Michael Thompson came on just as we were wrapping up recording for 'Deliverance'. Although it is a long way off, we hope he will be with us on the next recording.

M.I. - Speaking now about Deliverance... What is the theme of the album? It’s based on John Milton’s Paradise Lost, right? Even the cover is an illustration by Gustav Doré. Why this particular work?

Yes! It is based on Paradise Lost and Paradise Regained. It is an audio trip through war, despair, and Hell! Those poems are beautifully written, and the story is beautiful and brutal. Among the big themes like desire and war, it's also about accepting choices and cultivating resolve in the face of adversity. The Last Judgment by Gustav Dore is representative of Lucifer being cast from Heaven for his unaccepted truth.  

M.I. - How has the reception been, mainly, by critics?

Generally, the reception has been positive. Symphonic black metal is not really a popular genre anymore, but considering more people are into metal now then there ever have been in the past, it's making a small splash! Obviously, the outlets that are supportive of romantic and fantastical music have more good things to say.

M.I. - Did the album come out as you intended or, now, listening to the final product, would you still make changes?

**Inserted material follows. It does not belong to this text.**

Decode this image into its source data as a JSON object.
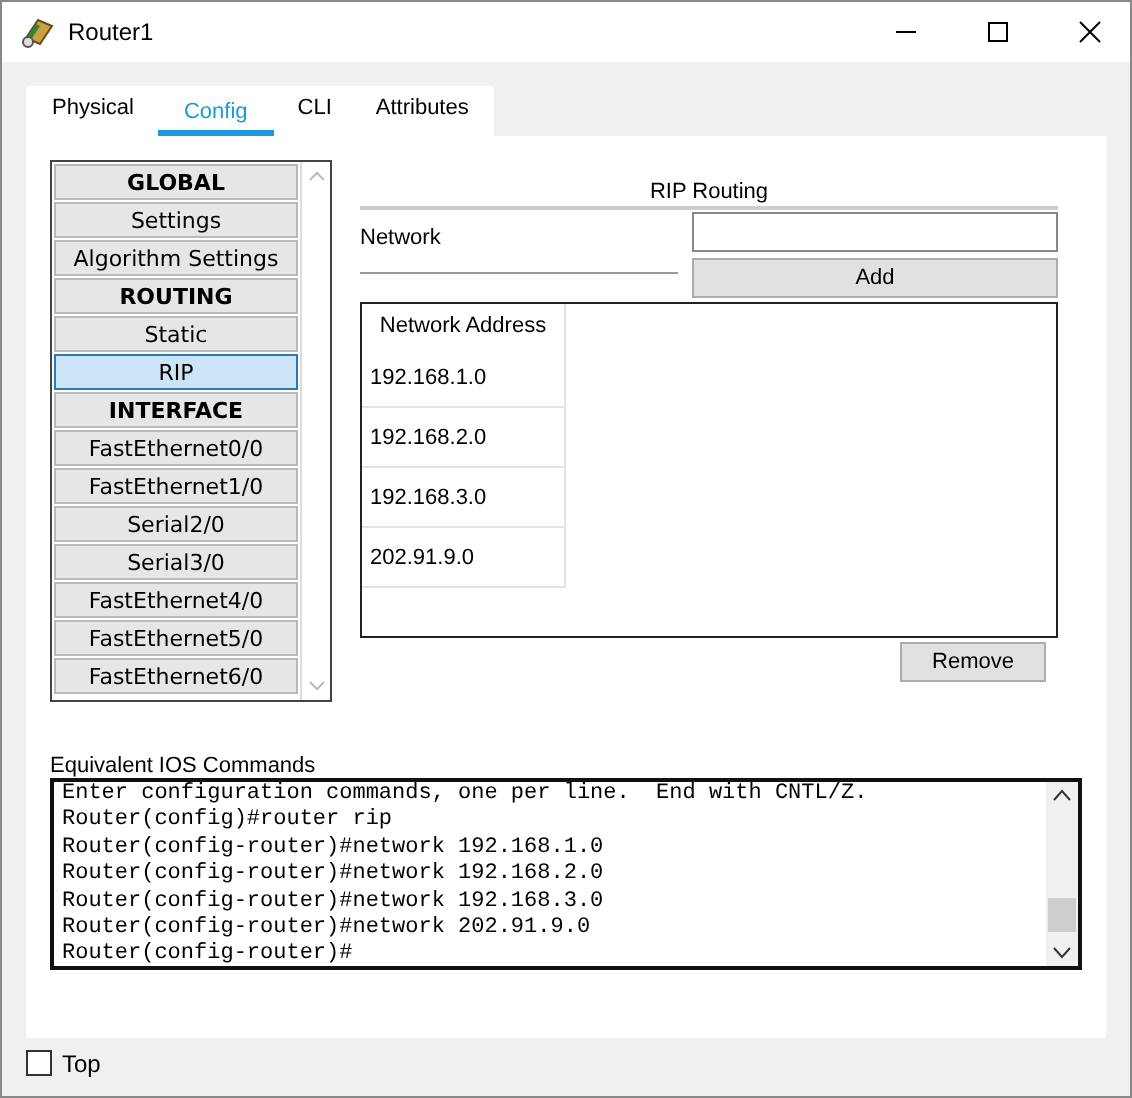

It came out beyond my expectations. I'm very happy with how it turned out.

M.I. - How was the recording process? Did it take too long? I imagine that with the pandemic situation, it was not easy and there were constraints.

The recording process did take a long time at first, but once we hit our stride, things went smoothly. There were definitely constraints given the pandemic. All of the recording was done at home and there was lots of file transferring, revising, transferring again, and on and on.

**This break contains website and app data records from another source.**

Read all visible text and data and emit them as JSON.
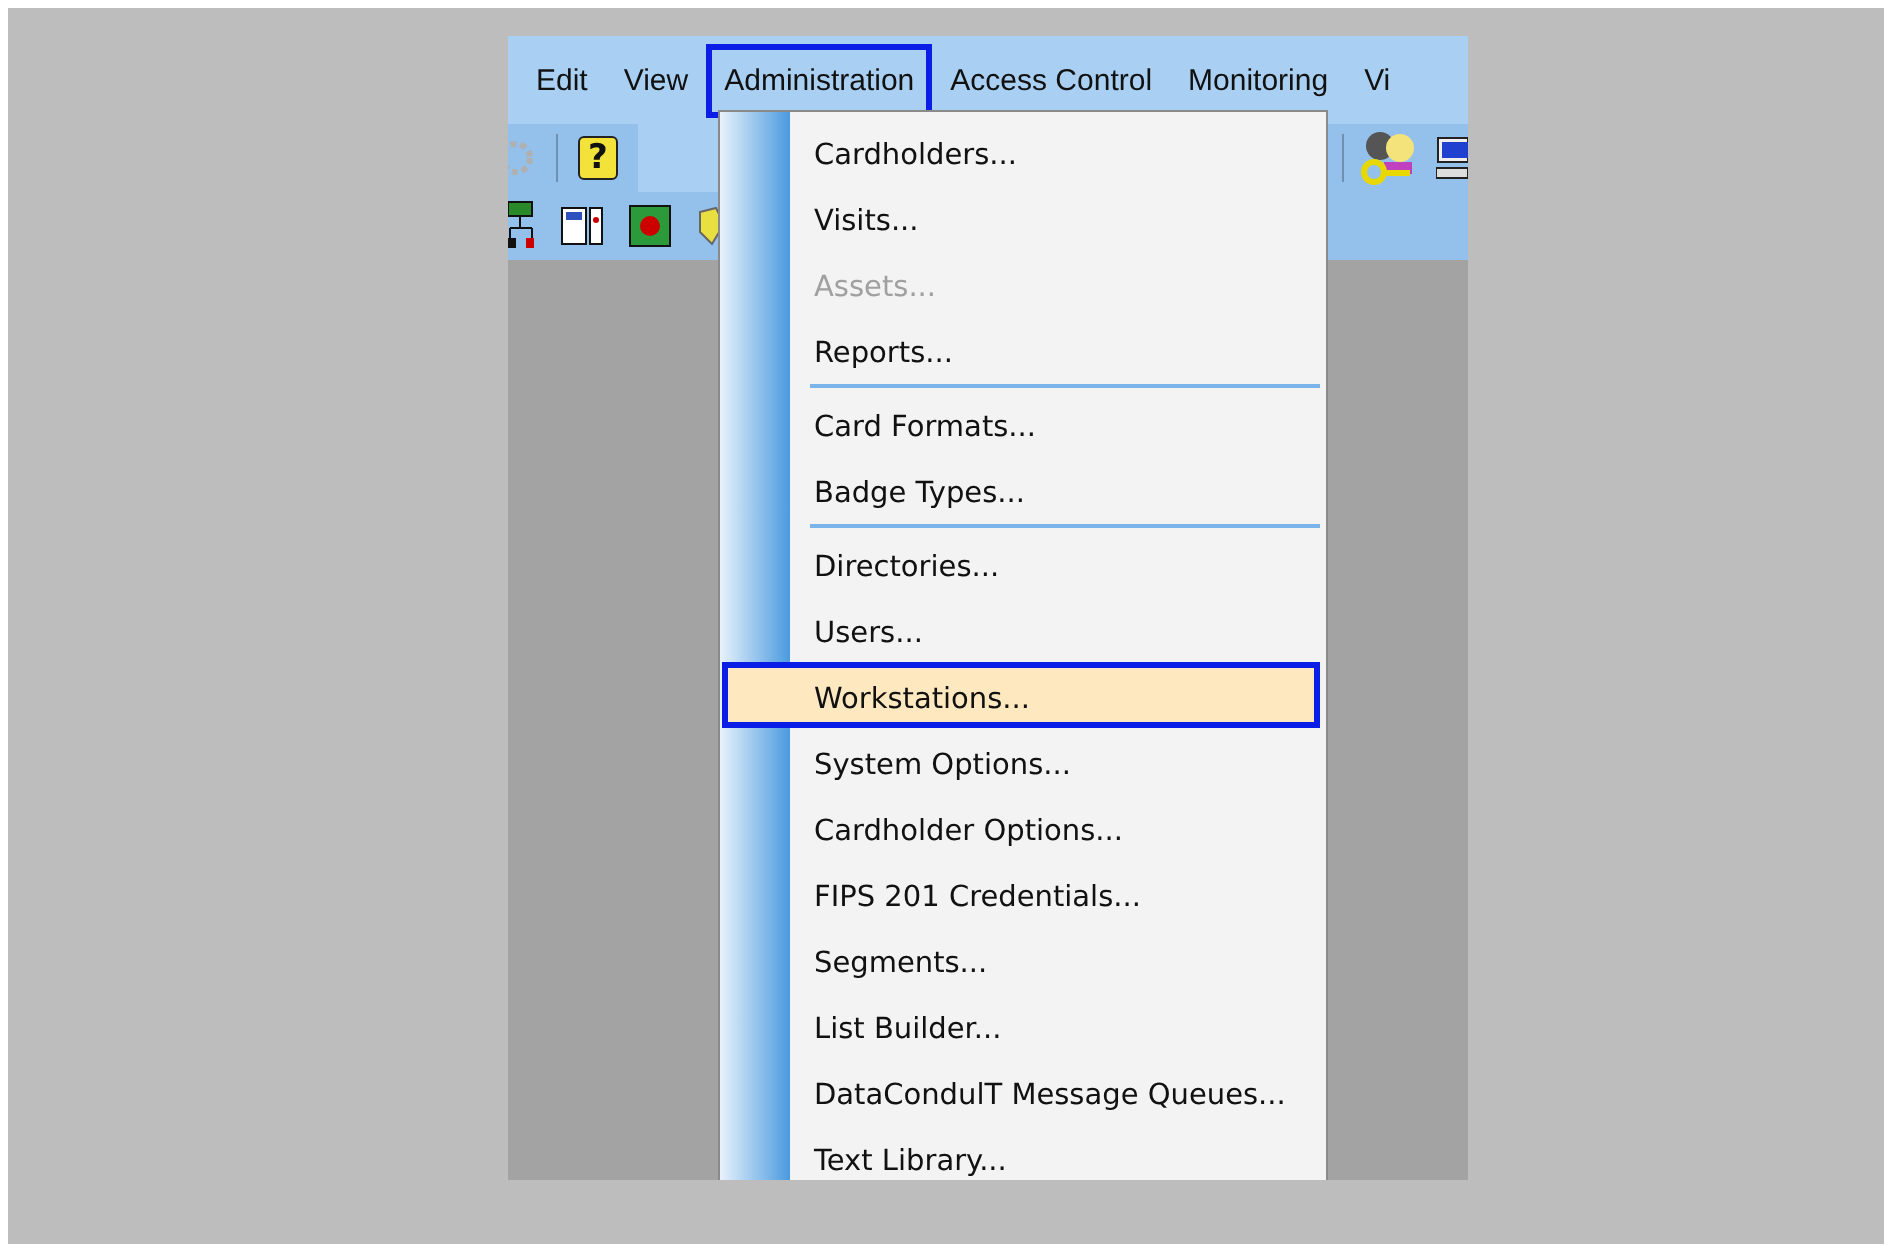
{
  "menu_bar": [
    {
      "label": "Edit",
      "selected": false
    },
    {
      "label": "View",
      "selected": false
    },
    {
      "label": "Administration",
      "selected": true
    },
    {
      "label": "Access Control",
      "selected": false
    },
    {
      "label": "Monitoring",
      "selected": false
    },
    {
      "label": "Vi",
      "selected": false
    }
  ],
  "administration_menu": [
    {
      "label": "Cardholders...",
      "disabled": false,
      "selected": false,
      "separator_after": false
    },
    {
      "label": "Visits...",
      "disabled": false,
      "selected": false,
      "separator_after": false
    },
    {
      "label": "Assets...",
      "disabled": true,
      "selected": false,
      "separator_after": false
    },
    {
      "label": "Reports...",
      "disabled": false,
      "selected": false,
      "separator_after": true
    },
    {
      "label": "Card Formats...",
      "disabled": false,
      "selected": false,
      "separator_after": false
    },
    {
      "label": "Badge Types...",
      "disabled": false,
      "selected": false,
      "separator_after": true
    },
    {
      "label": "Directories...",
      "disabled": false,
      "selected": false,
      "separator_after": false
    },
    {
      "label": "Users...",
      "disabled": false,
      "selected": false,
      "separator_after": false
    },
    {
      "label": "Workstations...",
      "disabled": false,
      "selected": true,
      "separator_after": false
    },
    {
      "label": "System Options...",
      "disabled": false,
      "selected": false,
      "separator_after": false
    },
    {
      "label": "Cardholder Options...",
      "disabled": false,
      "selected": false,
      "separator_after": false
    },
    {
      "label": "FIPS 201 Credentials...",
      "disabled": false,
      "selected": false,
      "separator_after": false
    },
    {
      "label": "Segments...",
      "disabled": false,
      "selected": false,
      "separator_after": false
    },
    {
      "label": "List Builder...",
      "disabled": false,
      "selected": false,
      "separator_after": false
    },
    {
      "label": "DataCondulT Message Queues...",
      "disabled": false,
      "selected": false,
      "separator_after": false
    },
    {
      "label": "Text Library...",
      "disabled": false,
      "selected": false,
      "separator_after": false
    }
  ],
  "toolbar": {
    "help_icon": "?"
  }
}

M.I. - Do you have any live performances planned (for a more or less near future, because the situation is difficult)?

We were beginning to prep for live shows just before the pandemic hit. As of now, we're at a standstill until the situation improves.

M.I. - How are you thinking about presenting the album live? How do you think to transport all that symphony, power and brutality to the stage? With orchestral elements?

Well, for a brand new band, we have to rely on the equipment we have for the moment. I would play bass live because it would be a closer interpretation of the energy behind the songs. I have yet to see a symphonic metal keyboard player convey the majesty of what's actually been recorded. They're either statues or over-indulge on it. It's a tough instrument to maneuver for club shows. Of course, if anyone has an orchestra we can borrow, let us know!

M.I. - How have you been promoting the album?

We do what we can on social media, but it's tough to find the right niche outlets beyond a general audience, and we also don't have all the time in the world to dedicate to it. I believe MDR has been handling a lot of the media promo.

M.I. - You released the album through Heavy Gloom Productions. Who are they and why did you choose them?

Heavy Gloom Productions is Jason's label. He is the mastermind behind atmospheric black metal project, Eternal Valley, but also releases other black metal projects on HGP.

M.I. - It is still early but have you already planned something for the upcoming album?

Yes! Writing is underway and a few more tracks already have basic blueprints ready.

M.I. - Before we finish, any last words for our readers?

Support what you like. Consider, but don't blindly accept what tastemakers tell you. Snobs have been duped!

M.I. - Thanks for the time, stay safe and I hope to see you on stage sometime soon!

Cheers.  Thanks for having us.

For Portuguese version, click here

Questions by Ivan Santos